GCMD >> Earth Science >> Climate Indicators >> Teleconnections >> El Nino Southern Oscillation
GCMD >> Earth Science >> Oceans >> Sea Surface Topography >> Sea Surface Height
SVS >> Hyperwall
NASA Science >> Earth
SVS >> Sea Surface Height Anomaly

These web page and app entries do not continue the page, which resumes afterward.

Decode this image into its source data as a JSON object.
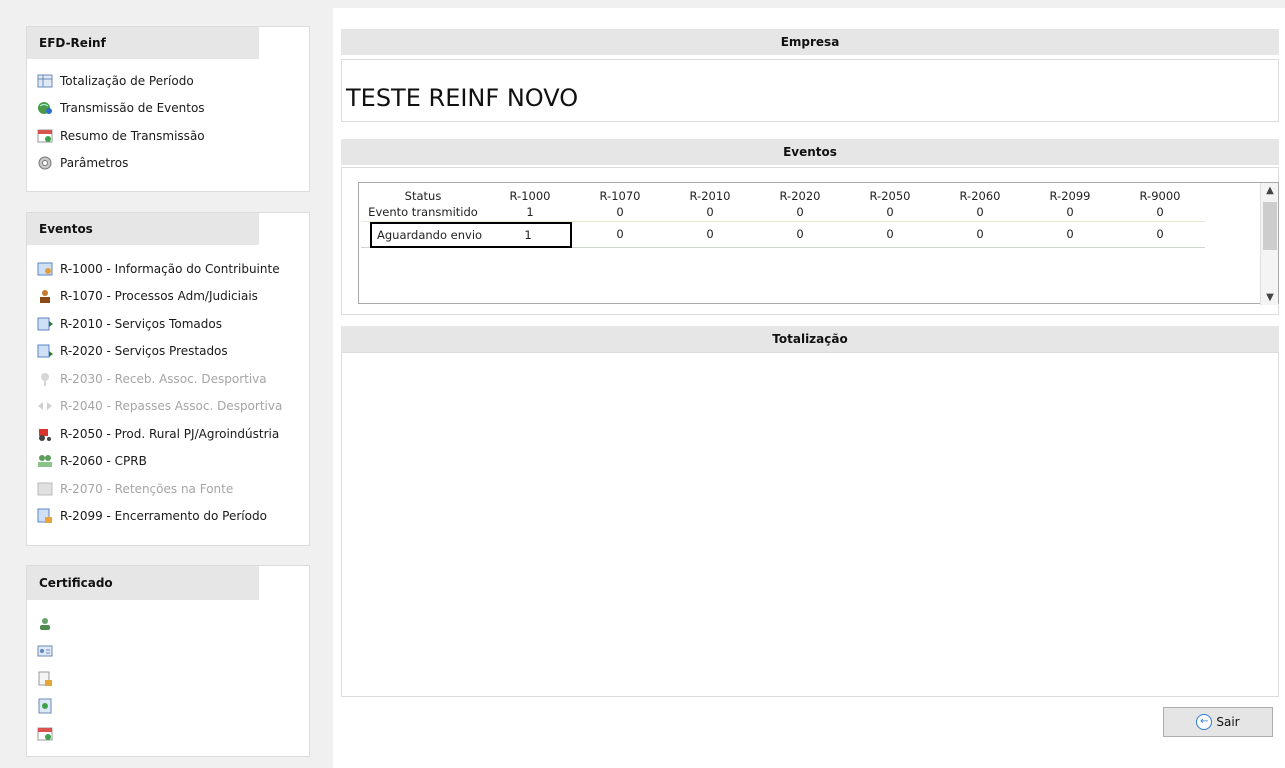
{
  "sidebar": {
    "efd_title": "EFD-Reinf",
    "efd_items": [
      {
        "label": "Totalização de Período",
        "icon": "table-icon"
      },
      {
        "label": "Transmissão de Eventos",
        "icon": "globe-icon"
      },
      {
        "label": "Resumo de Transmissão",
        "icon": "summary-icon"
      },
      {
        "label": "Parâmetros",
        "icon": "gear-icon"
      }
    ],
    "eventos_title": "Eventos",
    "eventos_items": [
      {
        "label": "R-1000 - Informação do Contribuinte",
        "icon": "contributor-icon",
        "enabled": true
      },
      {
        "label": "R-1070 - Processos Adm/Judiciais",
        "icon": "judge-icon",
        "enabled": true
      },
      {
        "label": "R-2010 - Serviços Tomados",
        "icon": "services-taken-icon",
        "enabled": true
      },
      {
        "label": "R-2020 - Serviços Prestados",
        "icon": "services-provided-icon",
        "enabled": true
      },
      {
        "label": "R-2030 - Receb. Assoc. Desportiva",
        "icon": "trophy-icon",
        "enabled": false
      },
      {
        "label": "R-2040 - Repasses Assoc. Desportiva",
        "icon": "transfer-icon",
        "enabled": false
      },
      {
        "label": "R-2050 - Prod. Rural PJ/Agroindústria",
        "icon": "tractor-icon",
        "enabled": true
      },
      {
        "label": "R-2060 - CPRB",
        "icon": "people-icon",
        "enabled": true
      },
      {
        "label": "R-2070 - Retenções na Fonte",
        "icon": "retention-icon",
        "enabled": false
      },
      {
        "label": "R-2099 - Encerramento do Período",
        "icon": "closing-icon",
        "enabled": true
      }
    ],
    "certificado_title": "Certificado",
    "certificado_icons": [
      "user-icon",
      "id-card-icon",
      "lock-icon",
      "certificate-icon",
      "calendar-icon"
    ]
  },
  "empresa": {
    "header": "Empresa",
    "name": "TESTE REINF NOVO"
  },
  "eventos": {
    "header": "Eventos",
    "columns": [
      "Status",
      "R-1000",
      "R-1070",
      "R-2010",
      "R-2020",
      "R-2050",
      "R-2060",
      "R-2099",
      "R-9000"
    ],
    "rows": [
      [
        "Evento transmitido",
        "1",
        "0",
        "0",
        "0",
        "0",
        "0",
        "0",
        "0"
      ],
      [
        "Aguardando envio",
        "1",
        "0",
        "0",
        "0",
        "0",
        "0",
        "0",
        "0"
      ]
    ]
  },
  "totalizacao": {
    "header": "Totalização"
  },
  "buttons": {
    "sair": "Sair"
  }
}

GCMD keywords can be found on the Internet with the following citation: Olsen, L.M., G. Major, K. Shein, J. Scialdone, S. Ritz, T. Stevens, M. Morahan, A. Aleman, R. Vogel, S. Leicester, H. Weir, M. Meaux, S. Grebas, C.Solomon, M. Holland, T. Northcutt, R. A. Restrepo, R. Bilodeau, 2013. NASA/Global Change Master Directory (GCMD) Earth Science Keywords. Version